» ASSIGNMENT: Find every line below with the word "true". Then give only how many there are.

» INFORMATION:
━━━━━━━━━━━━━━━━
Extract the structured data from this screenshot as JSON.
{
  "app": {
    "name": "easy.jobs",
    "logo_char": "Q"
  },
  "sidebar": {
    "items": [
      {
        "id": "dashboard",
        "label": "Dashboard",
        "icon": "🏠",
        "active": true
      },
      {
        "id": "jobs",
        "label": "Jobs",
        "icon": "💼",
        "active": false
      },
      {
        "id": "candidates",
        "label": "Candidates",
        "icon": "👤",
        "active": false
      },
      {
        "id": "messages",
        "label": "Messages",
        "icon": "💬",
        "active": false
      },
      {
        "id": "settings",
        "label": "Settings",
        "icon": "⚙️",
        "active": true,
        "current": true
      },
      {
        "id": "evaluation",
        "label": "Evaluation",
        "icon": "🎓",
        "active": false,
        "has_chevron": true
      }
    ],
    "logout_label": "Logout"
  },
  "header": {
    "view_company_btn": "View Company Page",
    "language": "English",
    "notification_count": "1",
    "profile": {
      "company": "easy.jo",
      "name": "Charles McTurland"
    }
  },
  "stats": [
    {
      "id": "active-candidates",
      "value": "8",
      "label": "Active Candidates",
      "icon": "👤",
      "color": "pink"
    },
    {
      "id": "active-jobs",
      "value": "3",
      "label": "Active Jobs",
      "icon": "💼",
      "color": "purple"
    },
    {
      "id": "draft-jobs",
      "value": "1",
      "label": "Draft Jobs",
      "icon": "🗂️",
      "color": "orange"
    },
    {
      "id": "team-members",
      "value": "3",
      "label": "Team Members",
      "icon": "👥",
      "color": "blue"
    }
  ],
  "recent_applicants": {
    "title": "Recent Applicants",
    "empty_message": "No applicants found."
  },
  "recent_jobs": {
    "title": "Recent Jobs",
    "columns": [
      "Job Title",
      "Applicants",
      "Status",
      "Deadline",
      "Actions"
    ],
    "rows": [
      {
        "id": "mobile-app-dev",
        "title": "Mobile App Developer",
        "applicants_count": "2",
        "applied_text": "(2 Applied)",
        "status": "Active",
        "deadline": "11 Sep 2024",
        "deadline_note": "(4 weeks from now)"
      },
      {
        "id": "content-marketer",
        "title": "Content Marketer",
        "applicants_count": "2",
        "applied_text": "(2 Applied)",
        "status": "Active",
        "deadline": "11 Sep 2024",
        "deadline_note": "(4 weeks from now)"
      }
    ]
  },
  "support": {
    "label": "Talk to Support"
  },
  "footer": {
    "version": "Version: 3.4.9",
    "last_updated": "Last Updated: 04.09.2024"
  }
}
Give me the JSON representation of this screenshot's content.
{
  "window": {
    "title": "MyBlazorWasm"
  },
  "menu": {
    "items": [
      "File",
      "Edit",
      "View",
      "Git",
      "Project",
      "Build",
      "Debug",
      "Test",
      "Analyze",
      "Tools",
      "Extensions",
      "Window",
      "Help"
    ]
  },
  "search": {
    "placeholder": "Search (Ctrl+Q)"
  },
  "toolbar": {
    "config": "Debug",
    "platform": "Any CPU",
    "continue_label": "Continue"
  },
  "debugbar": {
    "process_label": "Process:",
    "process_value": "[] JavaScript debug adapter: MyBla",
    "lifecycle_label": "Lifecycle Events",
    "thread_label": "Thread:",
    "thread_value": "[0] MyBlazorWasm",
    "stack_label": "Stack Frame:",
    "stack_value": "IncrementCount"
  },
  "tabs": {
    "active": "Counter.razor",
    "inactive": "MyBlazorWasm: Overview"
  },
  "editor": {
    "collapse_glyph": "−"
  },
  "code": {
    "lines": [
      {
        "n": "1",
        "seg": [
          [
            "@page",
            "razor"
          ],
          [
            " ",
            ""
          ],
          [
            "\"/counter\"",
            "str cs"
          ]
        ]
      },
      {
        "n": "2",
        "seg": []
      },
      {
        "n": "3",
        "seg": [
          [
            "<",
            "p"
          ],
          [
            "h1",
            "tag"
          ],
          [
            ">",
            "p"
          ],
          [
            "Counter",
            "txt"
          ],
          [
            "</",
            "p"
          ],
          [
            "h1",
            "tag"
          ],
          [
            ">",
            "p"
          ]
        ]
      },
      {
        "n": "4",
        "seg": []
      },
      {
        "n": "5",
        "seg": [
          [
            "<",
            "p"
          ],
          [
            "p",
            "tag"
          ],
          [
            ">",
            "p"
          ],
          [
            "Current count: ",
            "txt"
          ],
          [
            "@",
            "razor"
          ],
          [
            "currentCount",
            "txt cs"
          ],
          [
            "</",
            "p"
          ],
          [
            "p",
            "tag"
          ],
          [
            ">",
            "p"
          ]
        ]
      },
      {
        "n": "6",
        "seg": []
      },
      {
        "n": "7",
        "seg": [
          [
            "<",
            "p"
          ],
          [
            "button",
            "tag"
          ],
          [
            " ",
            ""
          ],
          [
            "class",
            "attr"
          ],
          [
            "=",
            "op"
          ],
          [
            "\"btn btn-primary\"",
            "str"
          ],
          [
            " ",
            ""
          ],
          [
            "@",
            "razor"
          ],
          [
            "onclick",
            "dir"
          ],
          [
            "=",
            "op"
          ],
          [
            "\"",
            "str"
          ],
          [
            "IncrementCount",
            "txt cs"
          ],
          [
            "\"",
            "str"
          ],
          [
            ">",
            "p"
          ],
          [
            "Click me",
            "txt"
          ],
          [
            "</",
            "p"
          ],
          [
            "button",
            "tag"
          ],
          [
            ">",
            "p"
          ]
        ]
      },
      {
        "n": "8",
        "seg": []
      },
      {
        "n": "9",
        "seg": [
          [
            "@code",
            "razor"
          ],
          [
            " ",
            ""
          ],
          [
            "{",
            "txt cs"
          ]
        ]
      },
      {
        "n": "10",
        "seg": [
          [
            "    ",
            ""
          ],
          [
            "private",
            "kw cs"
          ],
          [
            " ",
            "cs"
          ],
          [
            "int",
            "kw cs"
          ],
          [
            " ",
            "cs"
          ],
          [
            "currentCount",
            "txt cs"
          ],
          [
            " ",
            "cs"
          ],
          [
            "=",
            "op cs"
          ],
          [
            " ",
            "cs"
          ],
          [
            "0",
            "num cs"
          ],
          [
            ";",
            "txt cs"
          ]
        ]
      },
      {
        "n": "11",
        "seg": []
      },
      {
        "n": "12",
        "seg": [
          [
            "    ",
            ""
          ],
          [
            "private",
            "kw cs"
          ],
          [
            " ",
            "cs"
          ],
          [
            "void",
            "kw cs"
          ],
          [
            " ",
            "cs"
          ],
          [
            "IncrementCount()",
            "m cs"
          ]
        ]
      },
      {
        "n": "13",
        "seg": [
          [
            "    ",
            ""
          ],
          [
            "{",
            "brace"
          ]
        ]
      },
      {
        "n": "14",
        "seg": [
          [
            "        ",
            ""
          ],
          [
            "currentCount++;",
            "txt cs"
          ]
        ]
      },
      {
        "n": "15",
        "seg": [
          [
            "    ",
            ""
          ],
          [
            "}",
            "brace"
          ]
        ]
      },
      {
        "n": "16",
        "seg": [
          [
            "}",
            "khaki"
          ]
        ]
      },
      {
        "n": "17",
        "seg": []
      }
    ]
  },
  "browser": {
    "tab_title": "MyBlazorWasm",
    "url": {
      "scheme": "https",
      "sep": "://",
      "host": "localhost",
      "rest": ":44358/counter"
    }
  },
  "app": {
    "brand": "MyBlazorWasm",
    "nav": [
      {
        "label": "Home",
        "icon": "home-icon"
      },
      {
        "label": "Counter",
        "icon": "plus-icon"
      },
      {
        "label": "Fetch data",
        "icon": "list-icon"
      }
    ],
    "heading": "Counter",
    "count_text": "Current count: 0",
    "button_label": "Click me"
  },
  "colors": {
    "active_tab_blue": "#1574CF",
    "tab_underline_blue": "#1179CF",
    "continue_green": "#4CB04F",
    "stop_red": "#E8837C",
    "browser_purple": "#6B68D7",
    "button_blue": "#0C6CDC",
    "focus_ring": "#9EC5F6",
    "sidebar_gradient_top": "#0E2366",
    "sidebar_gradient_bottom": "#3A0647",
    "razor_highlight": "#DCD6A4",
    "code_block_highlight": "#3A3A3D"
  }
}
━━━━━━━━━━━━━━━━
» RESPONSE TO THE EXERCISE: 4